Broadcast television continues to miss a massive opportunity when it comes to finding its audience online through search data. While media agencies need to look well beyond the obvious digital properties to find the best online inventory to couple with TV buys, there is also a serious need for the show's official sites to improve their Web presence on desktop and mobile.
As networks sell TV and digital ad packages, and media buyers use digital inventory to extend offline buys, RankAbove has set out to analyze the Web sites that are most effective to extend the show's presence from offline to online.
It turns out that broadcast network Web sites like NBC.com, CBS.com and ABC.Go.com continually lost ranking in Google search queries to Wikipedia, individual TV show Wikia sites, and IMDb for top-ranking slots.
While searching for information on a show typically lands seekers on sites like Wikipedia, Wikia, or IMDb, Eli Feldblum, RankAbove CTO, said fans really influenced every show researched, but most fans' sites featured either no advertising or very little. Most instances of Pinterest, YouTube and Tumblr, which ranked very well, were fan-created content. Two fan sites -- Big-Bang-Theory.com and Big-Bang-Theory.net -- made the most influential list for the Big Bang Theory.
One of the greatest overlooked opportunities lies in related online Web publication. Feldblum said shows like "The Voice" can capitalize on advertising across sites like CountryWeekly. The relatively small CountryWeekly.com beat out every other music site, including MTV.com and Rolling Stone. He believes the ad space on smaller publications target a specific audience for less cost.
RankAbove, which sits on mounds of data, will run a similar test with mobile. In the past when they ran tests for clients to see where they rank, many of the networks are a little behind when it comes to mobile, Feldblum said. "They typically take a bigger hit on mobile until changes are made," he said. "I see the biggest differences in local searches and rich media search with images."
For this study, the company relied on its search software to determine the top 50 keywords for the most popular shows on TV, and to determine the overall highest-ranking pages for those keyword searches to create its TV SitePairing Index.
To discover the most influential sites for individual TV shows, RankAbove began with the list of the top 25 shows for the past week, as determined by Nielsen. Its software analyzed search engine results for an average of 3 million user searches per program, across a range of search categories related to show titles, actors, character names, and more, within the last 30 days. From the analysis the company compiled the top 50 keywords related to the show -- mostly terms or queries that fans are likely to use to discover more information about a specific show.
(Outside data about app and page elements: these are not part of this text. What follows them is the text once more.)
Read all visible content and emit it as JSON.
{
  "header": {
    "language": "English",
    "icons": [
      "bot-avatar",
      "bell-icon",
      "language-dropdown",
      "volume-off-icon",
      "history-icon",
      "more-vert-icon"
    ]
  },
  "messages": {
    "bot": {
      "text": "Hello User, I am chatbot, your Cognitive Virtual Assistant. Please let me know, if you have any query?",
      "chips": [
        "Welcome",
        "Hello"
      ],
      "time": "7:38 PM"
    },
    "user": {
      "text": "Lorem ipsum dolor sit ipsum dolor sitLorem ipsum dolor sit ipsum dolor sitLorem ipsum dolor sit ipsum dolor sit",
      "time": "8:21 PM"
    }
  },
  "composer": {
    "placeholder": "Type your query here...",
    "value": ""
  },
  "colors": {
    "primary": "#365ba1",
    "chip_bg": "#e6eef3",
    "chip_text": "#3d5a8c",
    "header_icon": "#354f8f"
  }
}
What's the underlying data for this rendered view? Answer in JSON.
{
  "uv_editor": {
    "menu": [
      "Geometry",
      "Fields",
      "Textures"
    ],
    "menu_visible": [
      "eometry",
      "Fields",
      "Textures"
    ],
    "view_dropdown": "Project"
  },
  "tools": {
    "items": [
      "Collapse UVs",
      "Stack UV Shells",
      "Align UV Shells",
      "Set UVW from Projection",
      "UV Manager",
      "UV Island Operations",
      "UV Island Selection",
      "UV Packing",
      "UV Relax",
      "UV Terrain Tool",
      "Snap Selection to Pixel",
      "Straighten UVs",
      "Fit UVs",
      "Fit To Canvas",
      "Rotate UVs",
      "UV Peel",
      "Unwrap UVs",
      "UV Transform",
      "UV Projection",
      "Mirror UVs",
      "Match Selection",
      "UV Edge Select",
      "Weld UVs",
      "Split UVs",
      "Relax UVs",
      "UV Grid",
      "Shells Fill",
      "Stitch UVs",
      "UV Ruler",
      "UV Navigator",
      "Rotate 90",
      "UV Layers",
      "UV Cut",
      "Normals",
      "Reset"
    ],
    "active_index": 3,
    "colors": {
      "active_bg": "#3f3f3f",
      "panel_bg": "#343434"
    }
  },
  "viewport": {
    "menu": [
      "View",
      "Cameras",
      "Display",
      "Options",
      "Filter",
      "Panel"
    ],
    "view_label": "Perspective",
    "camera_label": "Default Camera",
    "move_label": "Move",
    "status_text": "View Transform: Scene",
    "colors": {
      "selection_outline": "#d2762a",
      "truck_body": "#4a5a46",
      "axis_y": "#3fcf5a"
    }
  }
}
Keywords like show names, season and episodes as well as keywords about cast and characters were weighted based on their search volume, or how frequently each was searched in the past month. RankAbove collected the top 100 ranking sites for each keyword, and its technology determined how often a site appears, how high it appears in the search engine results page and by the weight of the keywords for which it appears.